Schools don’t tell you but your major actually defines a small part of your college experience; at Bowdoin, it was usually eight or nine classes. It simply means you have spent a moderate amount of your time in the classroom studying a certain topic, be it Computer Science, English Literature or Sociology.
A student’s extracurriculars, on the other hand, make up a much larger part of their memorable college experiences. Classes come and go, but extracurriculars can provide intellectual continuity.
At Bowdoin, I split my time before, between, and after classes between rugby and The Northern Bites RoboCup team. I learned more from working on RoboCup than in any of my CS classes. I learned things like:
- Computer vision
- Version Control
- How to build software with a team
None of these things were offered in the course curriculum, so I was able to greatly broaden my skill set and find out what parts of robotics really interested me. Most importantly, though, I was really motivated to learn all these things on my own for RoboCup. The Bites’ lab was more than just my office, it became my second home. I was producing something that would last beyond my time at Bowdoin, and I was driven to do The Right Thing, not only what would get me a good grade on an assignment. You can’t underestimate the power of motivation in your learning.

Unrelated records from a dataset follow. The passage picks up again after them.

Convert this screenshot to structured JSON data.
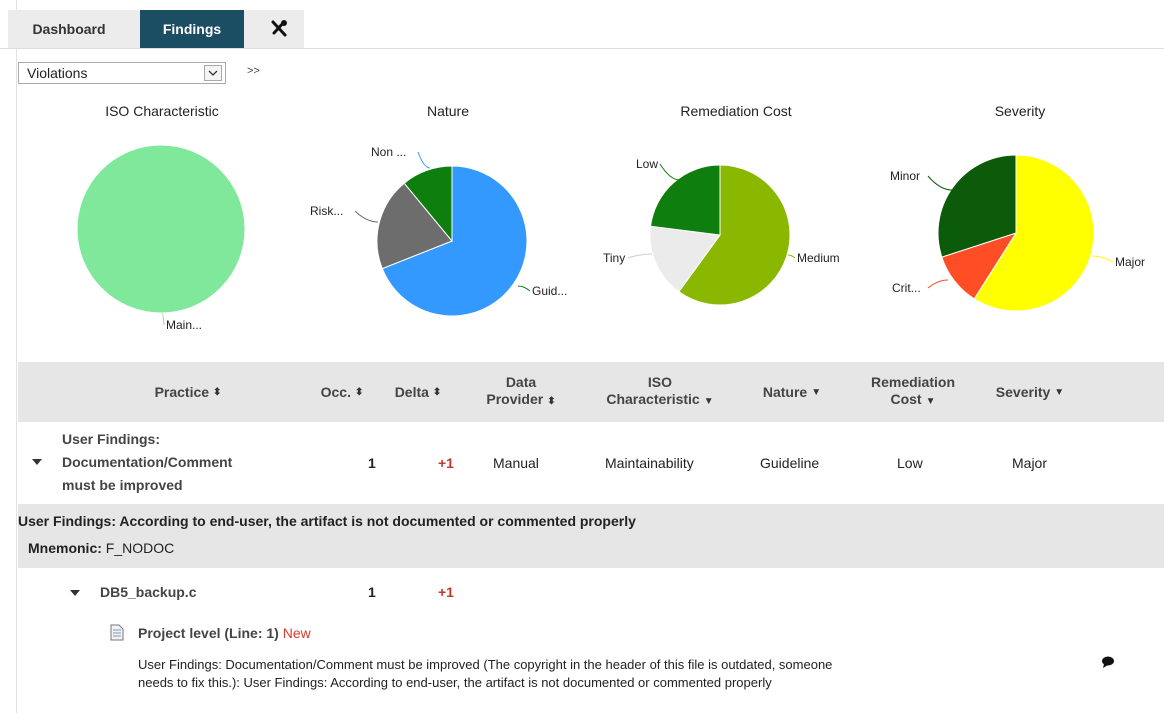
{
  "tabs": {
    "dashboard": "Dashboard",
    "findings": "Findings",
    "tools_icon": "wrench-cross-icon"
  },
  "filter": {
    "selected": "Violations",
    "more": ">>"
  },
  "charts": [
    {
      "title": "ISO Characteristic",
      "labels": [
        "Main..."
      ]
    },
    {
      "title": "Nature",
      "labels": [
        "Guid...",
        "Risk...",
        "Non ..."
      ]
    },
    {
      "title": "Remediation Cost",
      "labels": [
        "Low",
        "Tiny",
        "Medium"
      ]
    },
    {
      "title": "Severity",
      "labels": [
        "Minor",
        "Major",
        "Crit..."
      ]
    }
  ],
  "chart_data": [
    {
      "type": "pie",
      "title": "ISO Characteristic",
      "slices": [
        {
          "label": "Main...",
          "value": 100,
          "color": "#7fe89a"
        }
      ]
    },
    {
      "type": "pie",
      "title": "Nature",
      "slices": [
        {
          "label": "Non ...",
          "value": 69,
          "color": "#3399ff"
        },
        {
          "label": "Risk...",
          "value": 20,
          "color": "#6d6d6d"
        },
        {
          "label": "Guid...",
          "value": 11,
          "color": "#0e7e0e"
        }
      ]
    },
    {
      "type": "pie",
      "title": "Remediation Cost",
      "slices": [
        {
          "label": "Medium",
          "value": 60,
          "color": "#8ab800"
        },
        {
          "label": "Tiny",
          "value": 17,
          "color": "#ebebeb"
        },
        {
          "label": "Low",
          "value": 23,
          "color": "#0e7e0e"
        }
      ]
    },
    {
      "type": "pie",
      "title": "Severity",
      "slices": [
        {
          "label": "Major",
          "value": 59,
          "color": "#ffff00"
        },
        {
          "label": "Crit...",
          "value": 11,
          "color": "#ff4d26"
        },
        {
          "label": "Minor",
          "value": 30,
          "color": "#0b5b0b"
        }
      ]
    }
  ],
  "table": {
    "headers": {
      "practice": "Practice",
      "occ": "Occ.",
      "delta": "Delta",
      "data_provider_1": "Data",
      "data_provider_2": "Provider",
      "iso_1": "ISO",
      "iso_2": "Characteristic",
      "nature": "Nature",
      "remediation_1": "Remediation",
      "remediation_2": "Cost",
      "severity": "Severity"
    },
    "row": {
      "practice_1": "User Findings:",
      "practice_2": "Documentation/Comment",
      "practice_3": "must be improved",
      "occ": "1",
      "delta": "+1",
      "data_provider": "Manual",
      "iso": "Maintainability",
      "nature": "Guideline",
      "remediation": "Low",
      "severity": "Major"
    },
    "description": "User Findings: According to end-user, the artifact is not documented or commented properly",
    "mnemonic_label": "Mnemonic:",
    "mnemonic_value": "F_NODOC",
    "file": {
      "name": "DB5_backup.c",
      "occ": "1",
      "delta": "+1"
    },
    "location": {
      "label": "Project level (Line: 1)",
      "status": "New"
    },
    "message_1": "User Findings: Documentation/Comment must be improved (The copyright in the header of this file is outdated, someone",
    "message_2": "needs to fix this.): User Findings: According to end-user, the artifact is not documented or commented properly"
  }
}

Besides actually learning useful things, intellectual extracurriculars make you look good and sound interesting. Especially in the software world, people are often more interested in what you did outside the classroom than your 4.0 GPA. Doing work on your own accord, rather than for a grade, shows initiative. It shows people that you don’t want to settle for what you learned in class but that you are driven to go beyond. Having extra activities to talk about during interviews makes you more memorable, as well. I think students underestimate the impact intellectually-oriented extracurriculars have on their resume.

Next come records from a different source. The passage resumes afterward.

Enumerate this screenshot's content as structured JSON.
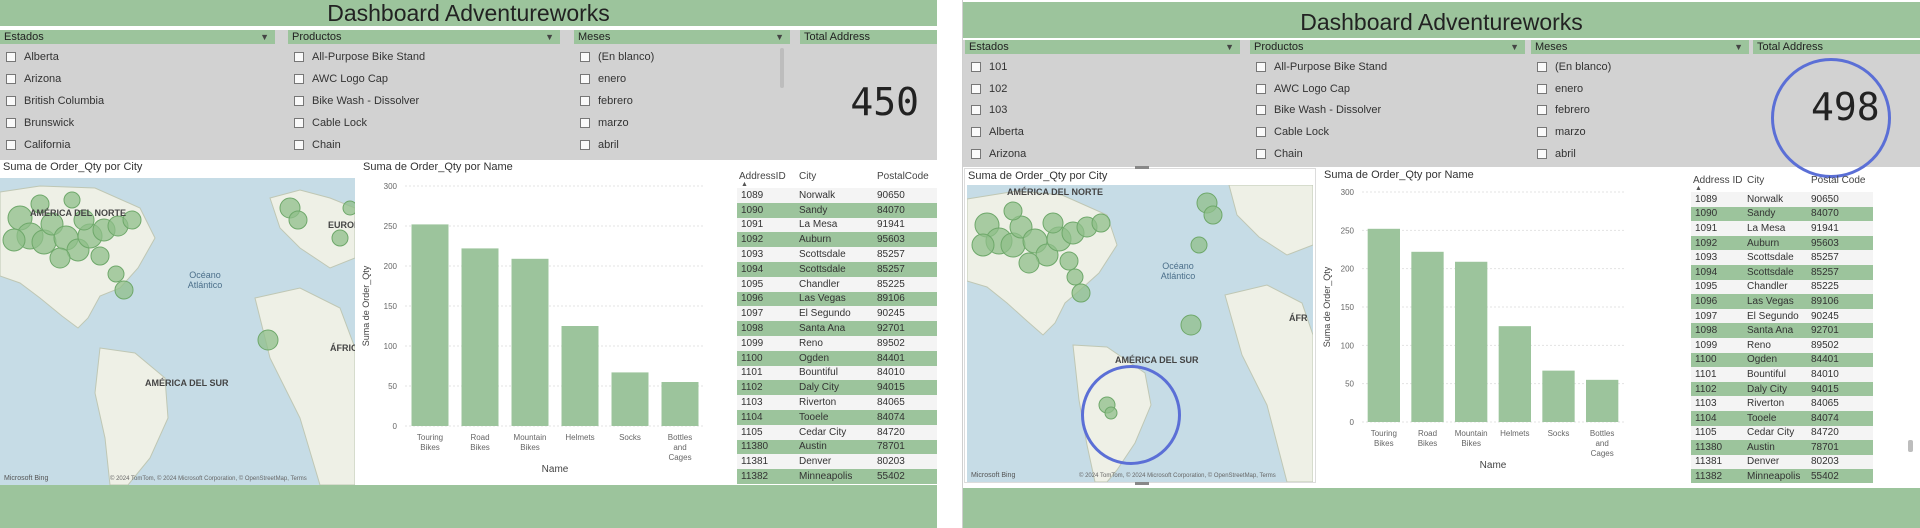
{
  "colors": {
    "green": "#9cc49c",
    "bar": "#9cc49c",
    "slicer_bg": "#d2d2d2",
    "annotation": "#5b6fd6"
  },
  "left": {
    "title": "Dashboard Adventureworks",
    "slicers": {
      "estados": {
        "header": "Estados",
        "items": [
          "Alberta",
          "Arizona",
          "British Columbia",
          "Brunswick",
          "California"
        ]
      },
      "productos": {
        "header": "Productos",
        "items": [
          "All-Purpose Bike Stand",
          "AWC Logo Cap",
          "Bike Wash - Dissolver",
          "Cable Lock",
          "Chain"
        ]
      },
      "meses": {
        "header": "Meses",
        "items": [
          "(En blanco)",
          "enero",
          "febrero",
          "marzo",
          "abril"
        ]
      }
    },
    "kpi": {
      "label": "Total Address",
      "value": "450"
    },
    "map": {
      "title": "Suma de Order_Qty por City",
      "labels": {
        "na": "AMÉRICA DEL NORTE",
        "sa": "AMÉRICA DEL SUR",
        "eu": "EUROPA",
        "af": "ÁFRICA",
        "ocean": "Océano Atlántico"
      },
      "bing": "Microsoft Bing",
      "copyright": "© 2024 TomTom, © 2024 Microsoft Corporation, © OpenStreetMap, Terms"
    },
    "chart_title": "Suma de Order_Qty por Name",
    "table": {
      "headers": [
        "AddressID",
        "City",
        "PostalCode"
      ],
      "rows": [
        [
          "1089",
          "Norwalk",
          "90650"
        ],
        [
          "1090",
          "Sandy",
          "84070"
        ],
        [
          "1091",
          "La Mesa",
          "91941"
        ],
        [
          "1092",
          "Auburn",
          "95603"
        ],
        [
          "1093",
          "Scottsdale",
          "85257"
        ],
        [
          "1094",
          "Scottsdale",
          "85257"
        ],
        [
          "1095",
          "Chandler",
          "85225"
        ],
        [
          "1096",
          "Las Vegas",
          "89106"
        ],
        [
          "1097",
          "El Segundo",
          "90245"
        ],
        [
          "1098",
          "Santa Ana",
          "92701"
        ],
        [
          "1099",
          "Reno",
          "89502"
        ],
        [
          "1100",
          "Ogden",
          "84401"
        ],
        [
          "1101",
          "Bountiful",
          "84010"
        ],
        [
          "1102",
          "Daly City",
          "94015"
        ],
        [
          "1103",
          "Riverton",
          "84065"
        ],
        [
          "1104",
          "Tooele",
          "84074"
        ],
        [
          "1105",
          "Cedar City",
          "84720"
        ],
        [
          "11380",
          "Austin",
          "78701"
        ],
        [
          "11381",
          "Denver",
          "80203"
        ],
        [
          "11382",
          "Minneapolis",
          "55402"
        ]
      ]
    }
  },
  "right": {
    "title": "Dashboard Adventureworks",
    "slicers": {
      "estados": {
        "header": "Estados",
        "items": [
          "101",
          "102",
          "103",
          "Alberta",
          "Arizona"
        ]
      },
      "productos": {
        "header": "Productos",
        "items": [
          "All-Purpose Bike Stand",
          "AWC Logo Cap",
          "Bike Wash - Dissolver",
          "Cable Lock",
          "Chain"
        ]
      },
      "meses": {
        "header": "Meses",
        "items": [
          "(En blanco)",
          "enero",
          "febrero",
          "marzo",
          "abril"
        ]
      }
    },
    "kpi": {
      "label": "Total Address",
      "value": "498"
    },
    "map": {
      "title": "Suma de Order_Qty por City",
      "labels": {
        "na": "AMÉRICA DEL NORTE",
        "sa": "AMÉRICA DEL SUR",
        "af": "ÁFR",
        "ocean": "Océano Atlántico"
      },
      "bing": "Microsoft Bing",
      "copyright": "© 2024 TomTom, © 2024 Microsoft Corporation, © OpenStreetMap, Terms"
    },
    "chart_title": "Suma de Order_Qty por Name",
    "table": {
      "headers": [
        "Address ID",
        "City",
        "Postal Code"
      ],
      "rows": [
        [
          "1089",
          "Norwalk",
          "90650"
        ],
        [
          "1090",
          "Sandy",
          "84070"
        ],
        [
          "1091",
          "La Mesa",
          "91941"
        ],
        [
          "1092",
          "Auburn",
          "95603"
        ],
        [
          "1093",
          "Scottsdale",
          "85257"
        ],
        [
          "1094",
          "Scottsdale",
          "85257"
        ],
        [
          "1095",
          "Chandler",
          "85225"
        ],
        [
          "1096",
          "Las Vegas",
          "89106"
        ],
        [
          "1097",
          "El Segundo",
          "90245"
        ],
        [
          "1098",
          "Santa Ana",
          "92701"
        ],
        [
          "1099",
          "Reno",
          "89502"
        ],
        [
          "1100",
          "Ogden",
          "84401"
        ],
        [
          "1101",
          "Bountiful",
          "84010"
        ],
        [
          "1102",
          "Daly City",
          "94015"
        ],
        [
          "1103",
          "Riverton",
          "84065"
        ],
        [
          "1104",
          "Tooele",
          "84074"
        ],
        [
          "1105",
          "Cedar City",
          "84720"
        ],
        [
          "11380",
          "Austin",
          "78701"
        ],
        [
          "11381",
          "Denver",
          "80203"
        ],
        [
          "11382",
          "Minneapolis",
          "55402"
        ]
      ]
    }
  },
  "chart_data": [
    {
      "type": "bar",
      "title": "Suma de Order_Qty por Name",
      "xlabel": "Name",
      "ylabel": "Suma de Order_Qty",
      "categories": [
        "Touring Bikes",
        "Road Bikes",
        "Mountain Bikes",
        "Helmets",
        "Socks",
        "Bottles and Cages"
      ],
      "values": [
        252,
        222,
        209,
        125,
        67,
        55
      ],
      "ylim": [
        0,
        300
      ],
      "yticks": [
        0,
        50,
        100,
        150,
        200,
        250,
        300
      ],
      "grid": true
    },
    {
      "type": "bar",
      "title": "Suma de Order_Qty por Name",
      "xlabel": "Name",
      "ylabel": "Suma de Order_Qty",
      "categories": [
        "Touring Bikes",
        "Road Bikes",
        "Mountain Bikes",
        "Helmets",
        "Socks",
        "Bottles and Cages"
      ],
      "values": [
        252,
        222,
        209,
        125,
        67,
        55
      ],
      "ylim": [
        0,
        300
      ],
      "yticks": [
        0,
        50,
        100,
        150,
        200,
        250,
        300
      ],
      "grid": true
    }
  ]
}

Extracurriculars matter for non-programmers, too! A good friend of mine from Bowdoin studied religion, not a major usually associated with high job prospects. While in school, though, he worked with the Bowdoin Writing Project as a writing tutor for two years. He spent a few hours every week reading through other students’ essays and providing constructive feedback. Not only did he improve his own writing in the process, he also credits the experience with helping to keep him fully employed since graduation.

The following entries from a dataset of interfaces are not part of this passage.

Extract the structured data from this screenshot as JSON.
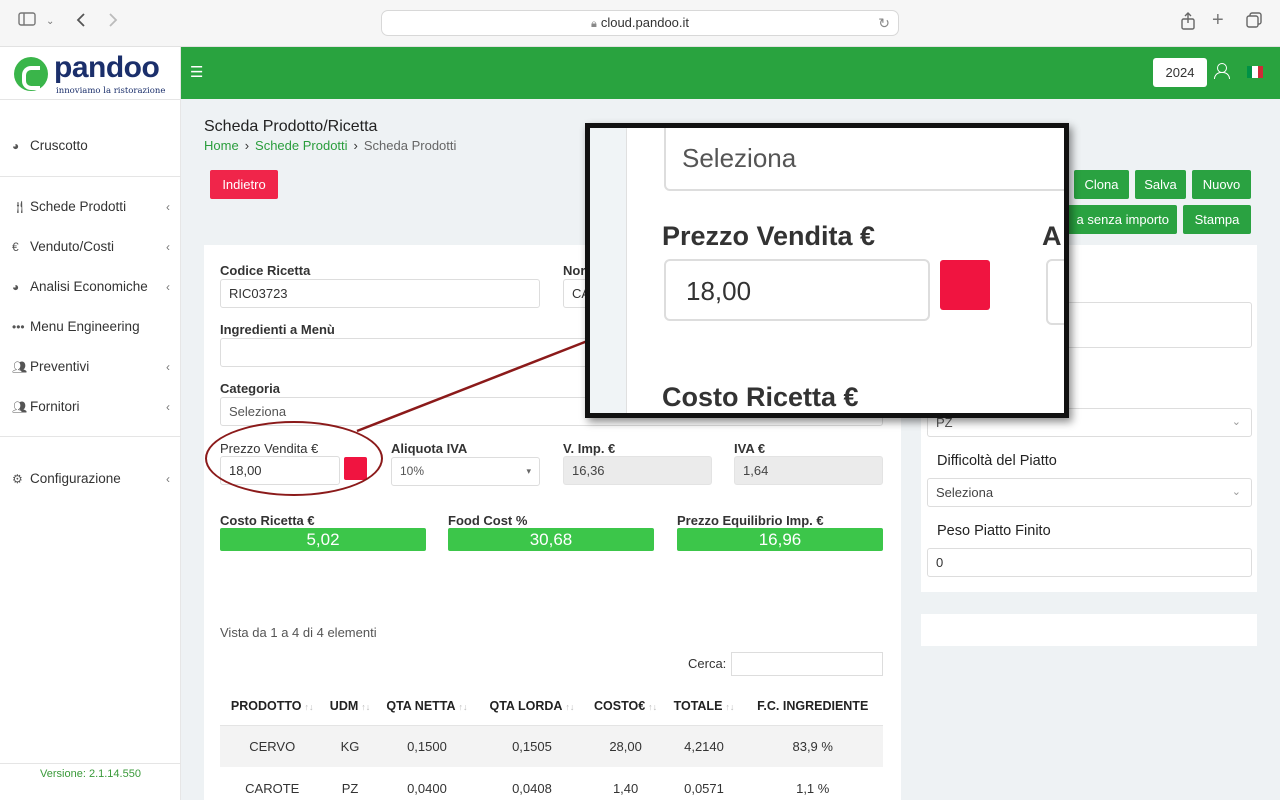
{
  "browser": {
    "url": "cloud.pandoo.it"
  },
  "brand": {
    "name": "pandoo",
    "tagline": "innoviamo la ristorazione"
  },
  "sidebar": {
    "items": [
      {
        "label": "Cruscotto",
        "icon": "pie-chart-icon"
      },
      {
        "label": "Schede Prodotti",
        "icon": "utensils-icon"
      },
      {
        "label": "Venduto/Costi",
        "icon": "euro-icon"
      },
      {
        "label": "Analisi Economiche",
        "icon": "pie-chart-icon"
      },
      {
        "label": "Menu Engineering",
        "icon": "dots-icon"
      },
      {
        "label": "Preventivi",
        "icon": "users-icon"
      },
      {
        "label": "Fornitori",
        "icon": "users-icon"
      },
      {
        "label": "Configurazione",
        "icon": "gear-icon"
      }
    ],
    "version": "Versione: 2.1.14.550"
  },
  "topbar": {
    "year": "2024"
  },
  "page": {
    "title": "Scheda Prodotto/Ricetta",
    "breadcrumb": [
      "Home",
      "Schede Prodotti",
      "Scheda Prodotti"
    ]
  },
  "buttons": {
    "back": "Indietro",
    "clone": "Clona",
    "save": "Salva",
    "new": "Nuovo",
    "print_no_amount": "a senza importo",
    "print": "Stampa"
  },
  "form": {
    "codice_label": "Codice Ricetta",
    "codice_value": "RIC03723",
    "nome_label": "Nor",
    "nome_value": "CA",
    "ingredienti_label": "Ingredienti a Menù",
    "ingredienti_value": "",
    "categoria_label": "Categoria",
    "categoria_value": "Seleziona",
    "prezzo_label": "Prezzo Vendita €",
    "prezzo_value": "18,00",
    "iva_aliquota_label": "Aliquota IVA",
    "iva_aliquota_value": "10%",
    "vimp_label": "V. Imp. €",
    "vimp_value": "16,36",
    "iva_label": "IVA €",
    "iva_value": "1,64",
    "costo_label": "Costo Ricetta €",
    "costo_value": "5,02",
    "foodcost_label": "Food Cost %",
    "foodcost_value": "30,68",
    "equilibrio_label": "Prezzo Equilibrio Imp. €",
    "equilibrio_value": "16,96"
  },
  "right_panel": {
    "udm_value": "PZ",
    "difficolta_label": "Difficoltà del Piatto",
    "difficolta_value": "Seleziona",
    "peso_label": "Peso Piatto Finito",
    "peso_value": "0"
  },
  "table": {
    "info": "Vista da 1 a 4 di 4 elementi",
    "search_label": "Cerca:",
    "headers": [
      "PRODOTTO",
      "UDM",
      "QTA NETTA",
      "QTA LORDA",
      "COSTO€",
      "TOTALE",
      "F.C. INGREDIENTE"
    ],
    "rows": [
      [
        "CERVO",
        "KG",
        "0,1500",
        "0,1505",
        "28,00",
        "4,2140",
        "83,9 %"
      ],
      [
        "CAROTE",
        "PZ",
        "0,0400",
        "0,0408",
        "1,40",
        "0,0571",
        "1,1 %"
      ]
    ]
  },
  "zoom": {
    "select_value": "Seleziona",
    "prezzo_label": "Prezzo Vendita €",
    "prezzo_value": "18,00",
    "next_label_partial": "A",
    "costo_label": "Costo Ricetta €"
  },
  "colors": {
    "brand_green": "#29a33f",
    "kpi_green": "#3cc64a",
    "danger_red": "#f0254a",
    "swatch_red": "#f01440",
    "callout_red": "#8b1a1a"
  }
}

I encourage all college students to find something you enjoy, and pour some of your time into it outside of class. College is the last time you’ll have so many resources easily accessible and . Even if your school doesn’t have whatever it is you’re looking for, go it alone and you’re bound to pick up a few collaborators along the way. Whatever it is will certainly pay back benefits orders of magnitude higher than the time you spend on it.